Speaking exclusively with CarAdvice at the 2017 Frankfurt motor show, Lamborghini director of research and development, Maurizio Reggiani, said that full-electric technology isn't there yet for supercars.
"If I look in the next outlook of a super sports car, I see PHEV (plug-in hybrid) being the next jump in technology, full-electric [technology isn't] suitable for a super sports car," Reggiani said.
"In terms of maximum speed, packaging, weight of the battery and for this reason we are looking for, the next generation of super sport vehicle will be focussed on PHEV technology where we wish the weight of the battery and packaging can decrease."

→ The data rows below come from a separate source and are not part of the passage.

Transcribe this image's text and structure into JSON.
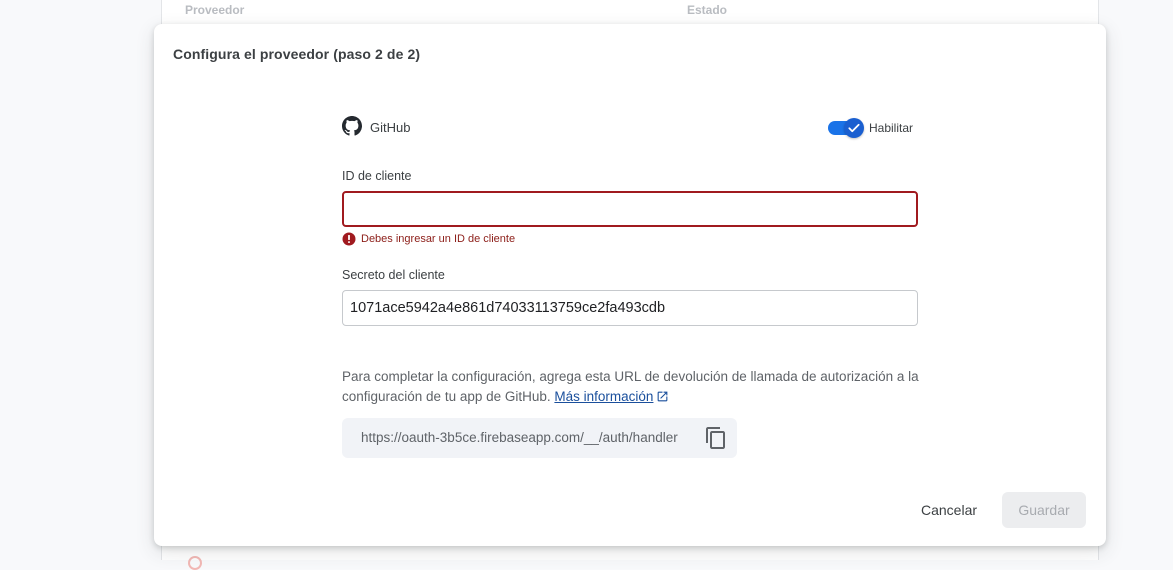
{
  "background": {
    "col_provider": "Proveedor",
    "col_status": "Estado"
  },
  "dialog": {
    "title": "Configura el proveedor (paso 2 de 2)",
    "provider": {
      "name": "GitHub",
      "icon": "github-icon",
      "toggle_label": "Habilitar",
      "enabled": true
    },
    "client_id": {
      "label": "ID de cliente",
      "value": "",
      "error": "Debes ingresar un ID de cliente"
    },
    "client_secret": {
      "label": "Secreto del cliente",
      "value": "1071ace5942a4e861d74033113759ce2fa493cdb"
    },
    "info": {
      "text": "Para completar la configuración, agrega esta URL de devolución de llamada de autorización a la configuración de tu app de GitHub.",
      "link": "Más información"
    },
    "callback_url": "https://oauth-3b5ce.firebaseapp.com/__/auth/handler",
    "buttons": {
      "cancel": "Cancelar",
      "save": "Guardar"
    }
  },
  "colors": {
    "accent": "#1a73e8",
    "error": "#a01a1f",
    "link": "#1a4f9c",
    "disabled_bg": "#ecedef"
  }
}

"But we can still confirm the emotion of a thermodynamic engine and people will still buy this car because of the characteristics such as sound and the DNA emotion that we cannot delete from the brand," said Reggiani.
The next generation super sports car Reggiani speaks of is the next-generation Aventador. The naturally-aspirated V12 model has been out since 2011 and is expected to be replaced in 2019 or 2020 with an all-new version.
That model is likely to debut the plug-in hybrid technology that Reggiani refers to. That technology is also likely to be seen it is initial form in the Urus SUV, which is due to be revealed later this year and shown for the first time at the Geneva motor show in March 2018.
We do know that adding PHEV technology adds weight and weight is the biggest enemy to a supercar. Lamborghini needs to figure out a way of retaining Lamborghini DNA, while also satisfying the demands from the Volkswagen Group on ensuring each brand has a greener outlook — regardless of the vehicle's intentions.